Icelanders like Jon Ogmundsson have endured many hardships in the last year, including soaring inflation, rising unemployment and a banking crisis so serious the country nearly declared bankruptcy.
Now Iceland's battered economy is claiming one more victim - McDonald's.
Mr. Ogmundsson owns the country's three McDonald's restaurants and he plans to close them all this week. He says Iceland's troubled currency, the krona, is to blame. It has lost almost 70 per cent of its value against the euro in the last 18 months, driving up the cost of imports including the beef, cheese and special sauces Mr. Ogmundsson brings in from Germany.
"With the collapse of the Icelandic krona, our food costs have doubled," he said Monday from Reykjavik. "Business is good, but the bottom line is not sexy."
Mr. Ogmundsson charges about 650 kronur for a Big Mac, roughly $5.50 (U.S.). He said he would have to increase the burger's price by 30 per cent just to cover the added input costs. "We have not been able to increase prices as we would need," he said. "Customers are not willing to pay more."
Most economists don't expect Iceland's economy, or its currency, to recover any time soon. Inflation stands at about 10 per cent, interest rates are 12 per cent and the International Monetary Fund expects the country's economy to shrink by 8.5 per cent this year, the worst among 33 developed nations.
The IMF and other lenders have put together a $10-billion rescue package for Iceland.

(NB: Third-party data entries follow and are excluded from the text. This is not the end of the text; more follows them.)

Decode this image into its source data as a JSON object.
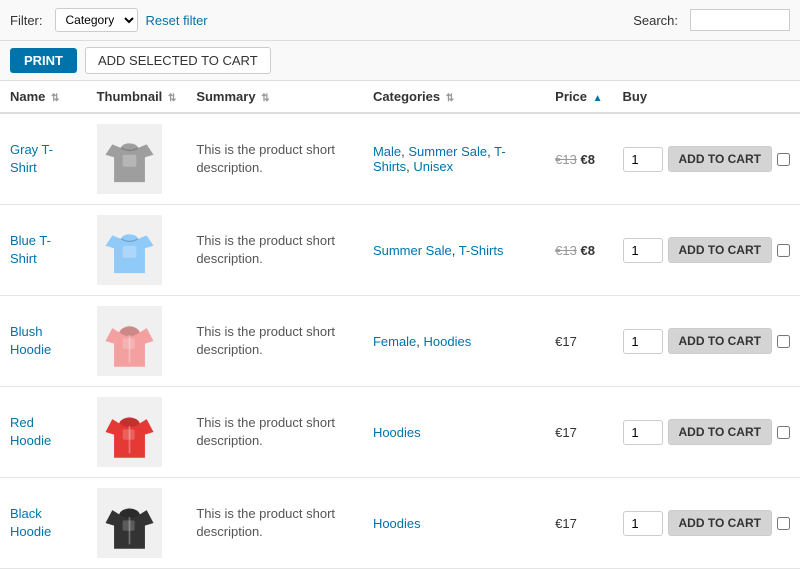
{
  "toolbar": {
    "filter_label": "Filter:",
    "category_placeholder": "Category",
    "reset_label": "Reset filter",
    "search_label": "Search:"
  },
  "actions": {
    "print_label": "PRINT",
    "add_selected_label": "ADD SELECTED TO CART"
  },
  "table": {
    "columns": [
      {
        "key": "name",
        "label": "Name",
        "sortable": true
      },
      {
        "key": "thumbnail",
        "label": "Thumbnail",
        "sortable": true
      },
      {
        "key": "summary",
        "label": "Summary",
        "sortable": true
      },
      {
        "key": "categories",
        "label": "Categories",
        "sortable": true
      },
      {
        "key": "price",
        "label": "Price",
        "sortable": true
      },
      {
        "key": "buy",
        "label": "Buy",
        "sortable": false
      }
    ],
    "rows": [
      {
        "id": 1,
        "name": "Gray T-Shirt",
        "thumbnail_type": "gray-tshirt",
        "summary": "This is the product short description.",
        "categories": [
          {
            "label": "Male",
            "href": "#"
          },
          {
            "label": "Summer Sale",
            "href": "#"
          },
          {
            "label": "T-Shirts",
            "href": "#"
          },
          {
            "label": "Unisex",
            "href": "#"
          }
        ],
        "price_original": "€13",
        "price_sale": "€8",
        "has_sale": true,
        "qty": "1",
        "add_to_cart": "ADD TO CART"
      },
      {
        "id": 2,
        "name": "Blue T-Shirt",
        "thumbnail_type": "blue-tshirt",
        "summary": "This is the product short description.",
        "categories": [
          {
            "label": "Summer Sale",
            "href": "#"
          },
          {
            "label": "T-Shirts",
            "href": "#"
          }
        ],
        "price_original": "€13",
        "price_sale": "€8",
        "has_sale": true,
        "qty": "1",
        "add_to_cart": "ADD TO CART"
      },
      {
        "id": 3,
        "name": "Blush Hoodie",
        "thumbnail_type": "blush-hoodie",
        "summary": "This is the product short description.",
        "categories": [
          {
            "label": "Female",
            "href": "#"
          },
          {
            "label": "Hoodies",
            "href": "#"
          }
        ],
        "price_original": null,
        "price_sale": null,
        "price_regular": "€17",
        "has_sale": false,
        "qty": "1",
        "add_to_cart": "ADD TO CART"
      },
      {
        "id": 4,
        "name": "Red Hoodie",
        "thumbnail_type": "red-hoodie",
        "summary": "This is the product short description.",
        "categories": [
          {
            "label": "Hoodies",
            "href": "#"
          }
        ],
        "price_original": null,
        "price_sale": null,
        "price_regular": "€17",
        "has_sale": false,
        "qty": "1",
        "add_to_cart": "ADD TO CART"
      },
      {
        "id": 5,
        "name": "Black Hoodie",
        "thumbnail_type": "black-hoodie",
        "summary": "This is the product short description.",
        "categories": [
          {
            "label": "Hoodies",
            "href": "#"
          }
        ],
        "price_original": null,
        "price_sale": null,
        "price_regular": "€17",
        "has_sale": false,
        "qty": "1",
        "add_to_cart": "ADD TO CART"
      }
    ]
  }
}
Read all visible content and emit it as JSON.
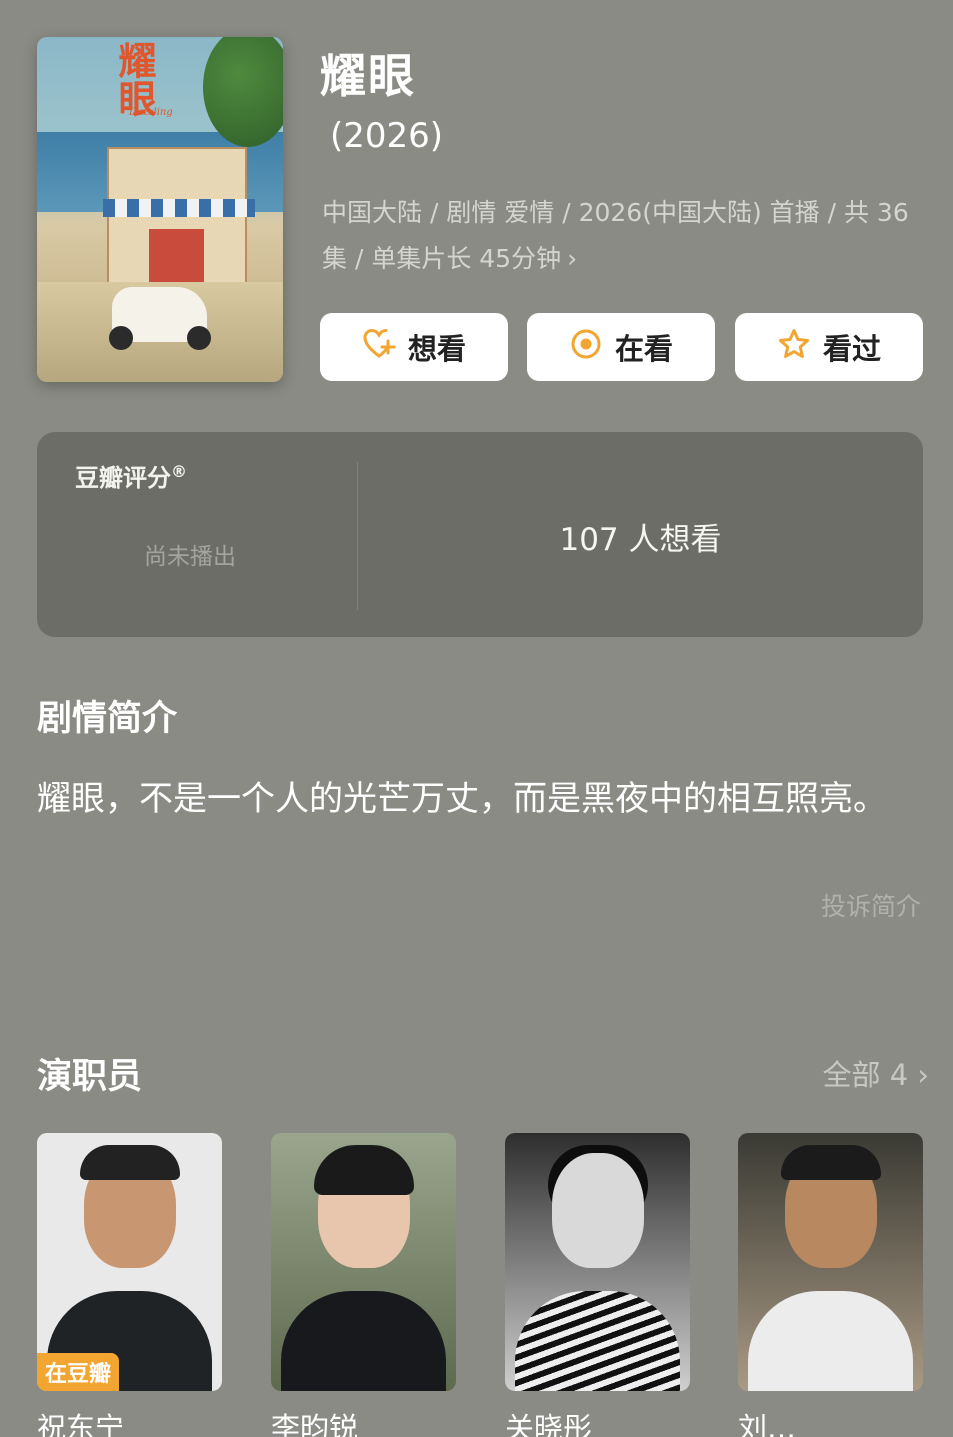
{
  "poster": {
    "calligraphy": "耀眼",
    "english_title": "Dazzling"
  },
  "header": {
    "title": "耀眼",
    "year": "(2026)",
    "meta": "中国大陆 / 剧情 爱情 / 2026(中国大陆) 首播 / 共 36集 / 单集片长 45分钟",
    "meta_chevron": "›"
  },
  "actions": {
    "want_label": "想看",
    "watching_label": "在看",
    "watched_label": "看过",
    "icon_color": "#f2a531"
  },
  "rating": {
    "label": "豆瓣评分",
    "registered_mark": "®",
    "status": "尚未播出",
    "wants_count": "107 人想看"
  },
  "synopsis": {
    "title": "剧情简介",
    "text": "耀眼，不是一个人的光芒万丈，而是黑夜中的相互照亮。",
    "report_link": "投诉简介"
  },
  "cast": {
    "title": "演职员",
    "all_link": "全部 4",
    "all_chevron": "›",
    "badge_label": "在豆瓣",
    "members": [
      {
        "name": "祝东宁"
      },
      {
        "name": "李昀锐"
      },
      {
        "name": "关晓彤"
      },
      {
        "name": "刘…"
      }
    ]
  }
}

No currency has been hammered harder by the financial crisis than the krona, which plunged against all major currencies. While Iceland maintained a floating currency, a handful of other small countries in Latin America and Asia had earlier taken measures to prevent runs on their currencies after crises in the 1980s and 1990s, typically through pegs to the U.S. dollar or euro.
The krona lost 50 per cent of its value against the euro last year, putting it alongside the Zimbabwean dollar and Turkmenistan's manat in terms of poor-performing currencies. It has fallen more than 15 per cent this year despite the government's adoption of some foreign-exchange controls.
McDonald's, which has more than 30,000 restaurants worldwide, doesn't have much confidence in Iceland's sagging economy either. In a statement, McDonald's said "the very challenging economic climate in the country makes it financially prohibitive to continue the business."
Monday's announcement ends 16 years of McDonald's in Iceland. The first restaurant was opened in Reykjavik in 1993 by then-prime minister David Oddsson, who took a big bite out of a Big Mac. That might have been a bad omen. Mr. Oddsson went on to become the head of the country's central bank and he has been widely blamed for the country's financial problems. The public bitterness got so bad this year Mr. Oddsson was forced from office and had to travel with a team of bodyguards.
McDonald's is not the only burger chain to fall victim to Iceland's ailing economy. Burger King has also pulled out. There are other fast food chains in the country, such as Pizza Hut, KFC and Taco Bell, but they rely more on local supplies instead of costly imports.
Mr. Ogmundsson said his customers will be sad to see the end of Ronald McDonald. But he offered some hope to burger-starved patrons. He plans to convert the restaurants into a new chain called Metro. They will have "very similar products like McDonald's," he said.
Not everyone in the country, which has a population of 320,000, is mourning the loss of the golden arches. History teacher and blogger Pall Vilhjalmsson joked that the feeble krona managed to do what seemed impossible, bring down an American icon.
The krona has "taken down the mighty symbol of American imperialism, The McDonald's," Mr. Vilhjalmsson said in an e-mail from Reykjavik.
He added that "the word on the street is that Starbucks is a 21st century edition of American imperialism. Alas, we do not have Starbucks in Iceland."
With a report from Brian MilnerReport Typo/Error